● Exercise input:
-.-.-
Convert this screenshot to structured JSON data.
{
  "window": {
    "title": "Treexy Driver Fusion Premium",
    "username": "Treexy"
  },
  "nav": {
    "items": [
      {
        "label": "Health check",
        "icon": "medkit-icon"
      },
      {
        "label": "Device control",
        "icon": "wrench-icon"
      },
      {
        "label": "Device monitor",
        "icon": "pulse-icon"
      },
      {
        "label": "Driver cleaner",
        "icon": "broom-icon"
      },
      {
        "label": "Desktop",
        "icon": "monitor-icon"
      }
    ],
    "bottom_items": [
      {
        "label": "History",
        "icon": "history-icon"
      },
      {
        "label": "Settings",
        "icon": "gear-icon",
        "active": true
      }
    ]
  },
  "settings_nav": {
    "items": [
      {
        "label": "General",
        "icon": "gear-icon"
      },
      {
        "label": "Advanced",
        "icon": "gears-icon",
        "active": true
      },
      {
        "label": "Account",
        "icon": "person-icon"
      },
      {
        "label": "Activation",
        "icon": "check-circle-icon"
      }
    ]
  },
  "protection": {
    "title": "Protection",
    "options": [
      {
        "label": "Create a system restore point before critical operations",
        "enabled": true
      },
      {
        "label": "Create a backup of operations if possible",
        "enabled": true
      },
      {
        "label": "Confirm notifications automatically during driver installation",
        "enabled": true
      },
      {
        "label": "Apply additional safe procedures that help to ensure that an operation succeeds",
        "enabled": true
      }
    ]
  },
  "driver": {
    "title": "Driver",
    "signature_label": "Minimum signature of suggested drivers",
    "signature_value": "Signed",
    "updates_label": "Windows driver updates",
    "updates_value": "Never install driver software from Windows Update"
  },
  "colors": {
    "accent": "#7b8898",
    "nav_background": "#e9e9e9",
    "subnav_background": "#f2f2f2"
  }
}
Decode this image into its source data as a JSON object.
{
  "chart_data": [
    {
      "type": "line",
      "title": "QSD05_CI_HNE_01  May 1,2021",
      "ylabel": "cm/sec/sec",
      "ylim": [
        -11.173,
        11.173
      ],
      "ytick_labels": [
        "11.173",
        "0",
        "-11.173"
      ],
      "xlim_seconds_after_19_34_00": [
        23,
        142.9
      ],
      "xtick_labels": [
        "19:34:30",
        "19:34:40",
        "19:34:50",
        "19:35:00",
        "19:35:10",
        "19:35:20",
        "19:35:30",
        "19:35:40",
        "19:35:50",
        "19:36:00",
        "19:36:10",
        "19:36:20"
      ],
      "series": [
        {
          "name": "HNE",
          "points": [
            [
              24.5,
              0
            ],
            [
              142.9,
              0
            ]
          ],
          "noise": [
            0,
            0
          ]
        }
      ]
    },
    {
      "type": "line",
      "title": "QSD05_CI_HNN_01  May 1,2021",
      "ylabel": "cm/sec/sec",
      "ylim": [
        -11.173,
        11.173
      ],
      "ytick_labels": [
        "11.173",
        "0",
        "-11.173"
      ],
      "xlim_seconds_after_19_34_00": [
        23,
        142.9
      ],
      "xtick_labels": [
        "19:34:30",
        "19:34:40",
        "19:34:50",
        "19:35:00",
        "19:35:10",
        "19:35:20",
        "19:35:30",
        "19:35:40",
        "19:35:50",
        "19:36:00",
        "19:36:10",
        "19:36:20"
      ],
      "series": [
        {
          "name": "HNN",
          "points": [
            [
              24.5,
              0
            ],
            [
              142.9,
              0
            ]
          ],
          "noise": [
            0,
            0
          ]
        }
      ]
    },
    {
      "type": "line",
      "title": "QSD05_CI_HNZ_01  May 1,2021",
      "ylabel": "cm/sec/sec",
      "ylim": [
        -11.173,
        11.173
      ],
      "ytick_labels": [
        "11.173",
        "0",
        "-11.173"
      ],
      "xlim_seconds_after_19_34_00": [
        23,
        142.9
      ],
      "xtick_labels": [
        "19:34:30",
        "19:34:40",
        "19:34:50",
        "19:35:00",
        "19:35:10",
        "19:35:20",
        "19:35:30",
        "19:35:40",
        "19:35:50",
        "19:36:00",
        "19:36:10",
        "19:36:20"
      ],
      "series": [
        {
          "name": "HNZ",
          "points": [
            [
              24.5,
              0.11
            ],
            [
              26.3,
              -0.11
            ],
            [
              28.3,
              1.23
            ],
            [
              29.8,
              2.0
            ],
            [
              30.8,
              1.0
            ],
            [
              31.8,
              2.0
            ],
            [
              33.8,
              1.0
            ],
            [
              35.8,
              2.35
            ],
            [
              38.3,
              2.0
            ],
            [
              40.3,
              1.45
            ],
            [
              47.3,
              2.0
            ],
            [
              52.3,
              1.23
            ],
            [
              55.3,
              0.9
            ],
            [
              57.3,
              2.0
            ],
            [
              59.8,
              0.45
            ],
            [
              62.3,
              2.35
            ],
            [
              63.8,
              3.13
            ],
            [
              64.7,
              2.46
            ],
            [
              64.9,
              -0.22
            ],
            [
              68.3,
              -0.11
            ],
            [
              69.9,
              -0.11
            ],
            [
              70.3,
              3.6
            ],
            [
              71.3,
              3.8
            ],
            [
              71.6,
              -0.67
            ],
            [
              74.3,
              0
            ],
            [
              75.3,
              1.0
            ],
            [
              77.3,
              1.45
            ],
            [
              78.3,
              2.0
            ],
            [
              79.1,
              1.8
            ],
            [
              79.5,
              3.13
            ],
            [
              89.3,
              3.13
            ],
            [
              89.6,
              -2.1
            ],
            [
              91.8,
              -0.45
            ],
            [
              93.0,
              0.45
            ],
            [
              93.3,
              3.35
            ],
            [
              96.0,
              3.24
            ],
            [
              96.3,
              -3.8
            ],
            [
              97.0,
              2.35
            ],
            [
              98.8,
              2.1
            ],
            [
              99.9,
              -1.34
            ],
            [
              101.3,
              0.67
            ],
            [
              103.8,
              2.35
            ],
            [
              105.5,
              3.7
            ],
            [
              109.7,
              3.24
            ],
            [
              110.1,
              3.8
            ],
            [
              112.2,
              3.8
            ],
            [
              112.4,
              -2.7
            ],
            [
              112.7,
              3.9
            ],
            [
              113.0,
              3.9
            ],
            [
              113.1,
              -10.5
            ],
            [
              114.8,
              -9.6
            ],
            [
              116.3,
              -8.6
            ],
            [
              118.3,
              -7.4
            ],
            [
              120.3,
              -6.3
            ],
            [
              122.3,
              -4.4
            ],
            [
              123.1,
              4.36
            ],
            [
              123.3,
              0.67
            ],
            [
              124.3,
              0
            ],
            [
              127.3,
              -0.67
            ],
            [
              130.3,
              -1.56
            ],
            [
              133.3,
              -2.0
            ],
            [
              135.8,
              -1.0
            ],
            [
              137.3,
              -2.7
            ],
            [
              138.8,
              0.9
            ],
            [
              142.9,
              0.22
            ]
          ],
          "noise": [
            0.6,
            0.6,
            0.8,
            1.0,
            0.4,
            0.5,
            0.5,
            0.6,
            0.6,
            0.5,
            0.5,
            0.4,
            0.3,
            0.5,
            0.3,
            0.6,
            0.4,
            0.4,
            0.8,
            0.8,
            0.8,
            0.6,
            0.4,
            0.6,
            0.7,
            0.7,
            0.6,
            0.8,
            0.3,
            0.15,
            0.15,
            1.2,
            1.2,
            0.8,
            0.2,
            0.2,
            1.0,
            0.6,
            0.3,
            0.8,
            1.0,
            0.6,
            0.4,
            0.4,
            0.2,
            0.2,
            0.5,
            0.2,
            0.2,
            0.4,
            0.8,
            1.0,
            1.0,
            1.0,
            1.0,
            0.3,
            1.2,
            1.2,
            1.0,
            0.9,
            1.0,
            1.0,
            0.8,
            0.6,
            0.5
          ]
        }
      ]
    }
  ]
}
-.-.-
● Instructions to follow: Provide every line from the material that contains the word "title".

● Result of the task:
    "title": "Treexy Driver Fusion Premium",
    "title": "Protection",
    "title": "Driver",
      "title": "QSD05_CI_HNE_01  May 1,2021",
      "title": "QSD05_CI_HNN_01  May 1,2021",
      "title": "QSD05_CI_HNZ_01  May 1,2021",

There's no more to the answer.